I like the Giants chances to win the World Series. Unfortunately, in baseball, unlike football or basketball, there is a lot of randomness that is part of the game: each pitch being called ball or strike, each swing whiffing or connecting, each batted ball being converted to an out or a hit, and the string of all these leading to no-hits or batting practice. But with our rotation, the Giants have a great chance of winning, particularly if they are facing Hunter in game 4.
Our offense, too, has been just enough all season. And that is not torturous, torture is LOSING by a thin margin all season long, like we used to in the 70's and 80's, beating good teams but then playing down to the level of the bad teams and losing to them. The team has been just fine as they have been winning
I think the hitters were starting to heat up near the end of the NLCS, if we can get Torres, Sanchez, Huff, Posey, and Sandoval hitting like that plus Ross continuing to hit like he has, Burrell too, though it would be nice if he heated up too. I think they will look better in Texas, playing in an extreme hitter's park, maybe that will perk up their confidence.

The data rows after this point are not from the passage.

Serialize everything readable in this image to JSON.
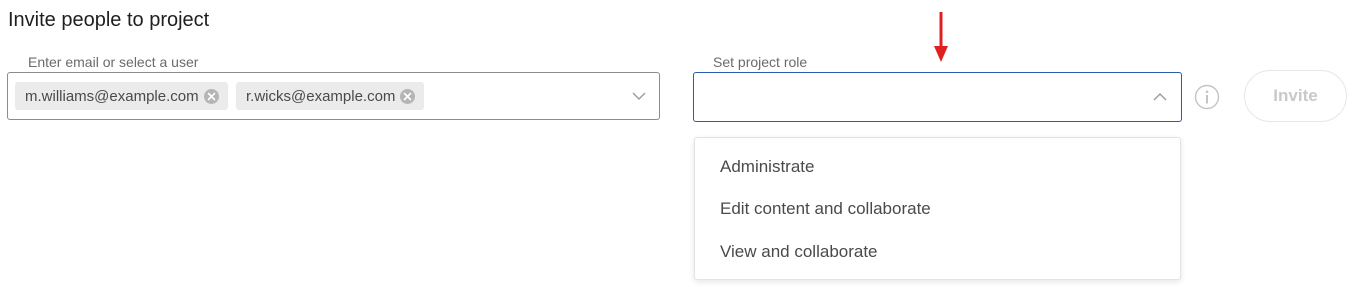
{
  "dialog": {
    "title": "Invite people to project"
  },
  "users_field": {
    "label": "Enter email or select a user",
    "chips": [
      {
        "email": "m.williams@example.com"
      },
      {
        "email": "r.wicks@example.com"
      }
    ],
    "dropdown_icon": "chevron-down-icon"
  },
  "role_field": {
    "label": "Set project role",
    "value": "",
    "dropdown_icon": "chevron-up-icon",
    "options": [
      {
        "label": "Administrate"
      },
      {
        "label": "Edit content and collaborate"
      },
      {
        "label": "View and collaborate"
      }
    ]
  },
  "info_icon": "info-icon",
  "invite_button": {
    "label": "Invite",
    "enabled": false
  },
  "annotation": {
    "icon": "arrow-down-icon",
    "color": "#e02020"
  }
}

Most of all, I think the Giants bullpen, which has been outstanding for a long time, will be the difference maker - again - in this series, along with the #4 starter matchup (assuming MadBum vs. Hunter).
And the reason they will be is because Bochy has been a master the past two months in knowing when to take out the starter before it gets too ugly, bringing in the bullpen, and then the bullpen shuts down the other team. And with most starters going 6-7 innings normally, the bullpen is usually well rested and able to do such things. Plus he has an "all hands on deck" strategy for the end games, where starters are expected to pitch in an inning or two. Bochy understands how important each game is and plays to win each game, then worry about the next game. And the team has been playing like this since September started, so it is pretty much old hat to most of them now.

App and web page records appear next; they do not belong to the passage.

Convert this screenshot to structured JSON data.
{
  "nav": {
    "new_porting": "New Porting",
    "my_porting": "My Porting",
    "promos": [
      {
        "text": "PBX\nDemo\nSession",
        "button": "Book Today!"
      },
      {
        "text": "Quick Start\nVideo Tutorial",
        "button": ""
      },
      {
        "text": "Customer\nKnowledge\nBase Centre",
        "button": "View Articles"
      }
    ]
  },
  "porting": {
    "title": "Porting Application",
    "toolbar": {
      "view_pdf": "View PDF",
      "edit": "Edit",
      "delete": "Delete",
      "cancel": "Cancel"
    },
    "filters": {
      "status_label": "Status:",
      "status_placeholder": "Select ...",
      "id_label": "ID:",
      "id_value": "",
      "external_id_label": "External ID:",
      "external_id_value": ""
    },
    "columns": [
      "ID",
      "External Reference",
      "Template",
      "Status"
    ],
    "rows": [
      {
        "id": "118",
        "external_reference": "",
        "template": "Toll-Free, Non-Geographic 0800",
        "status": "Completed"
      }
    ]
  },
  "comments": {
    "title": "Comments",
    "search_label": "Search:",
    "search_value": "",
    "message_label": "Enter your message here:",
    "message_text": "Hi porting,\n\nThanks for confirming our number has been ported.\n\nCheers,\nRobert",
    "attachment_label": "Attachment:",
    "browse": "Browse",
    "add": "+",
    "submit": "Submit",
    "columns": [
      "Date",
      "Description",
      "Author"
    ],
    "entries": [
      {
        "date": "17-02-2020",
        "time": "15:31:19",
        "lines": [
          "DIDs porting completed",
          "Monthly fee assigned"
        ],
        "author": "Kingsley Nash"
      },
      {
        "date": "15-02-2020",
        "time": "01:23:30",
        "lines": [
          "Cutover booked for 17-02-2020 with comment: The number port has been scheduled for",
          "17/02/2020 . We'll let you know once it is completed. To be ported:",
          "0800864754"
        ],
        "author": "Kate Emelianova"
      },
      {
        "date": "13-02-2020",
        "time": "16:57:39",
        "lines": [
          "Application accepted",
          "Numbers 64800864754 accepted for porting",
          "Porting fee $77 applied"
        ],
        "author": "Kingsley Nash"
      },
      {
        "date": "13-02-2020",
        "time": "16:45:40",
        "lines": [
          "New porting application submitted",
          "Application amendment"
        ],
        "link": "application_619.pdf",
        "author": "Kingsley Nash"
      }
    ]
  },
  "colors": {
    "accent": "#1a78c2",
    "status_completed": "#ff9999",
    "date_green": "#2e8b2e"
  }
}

I had been going all over with my thoughts on this. I thought maybe Ishikawa could play 1B against RHP while Huff DH's, or even Schierholtz could start and Burrell could DH. I also thought about having Sandoval DH as well, because I want his bat in there, I think he's going to hit well in the World Series.
But Burrell was released by Rays for being unable to DH. And I found out that Huff has been around his career norms as a DH, batting .278/.335/.482/.816 as DH, which is around his career numbers. Then it came to me: Sandoval has played good defense at 1B previously, why not start him at 1B while Huff DH's, something he has successfully done in the past.
By the time we get to game 5 where Lee is a LHP, we could have Rowand DH. Though if Sandoval is hitting well at that point, I would be OK with him starting 1B all three games and Huff DH. I think a big key to winning the World Series (I know, duh!) is Sandoval and/or Posey heating up and hitting like they are capable of. Both showed signs of coming out of it in the NLCS, Posey with his 4-hit game, Sandoval with his 7-pitch walk, then hits in games after that.
Bochy is a creature of habit, or really of "if it is working, don't mess with it", so it will probably be similar to the last game in Philly:
- Torres CF
- Sanchez 2B
- Huff 1B
- Posey C
- Burrell LF
- Ross RF
- Uribe 3B
- Renteria SS
Given that we are up against Lee, Bochy will probably favor defensive prowess and thus Renteria over Sandoval, plus Sandoval has been sitting vs. LHP for the most part late in the season. Pablo might get the start in Game 2 if Renteria don't hit so well in Game 1. Rowand would start in CF if Torres is still suffering effects of his injury, but so far, so good.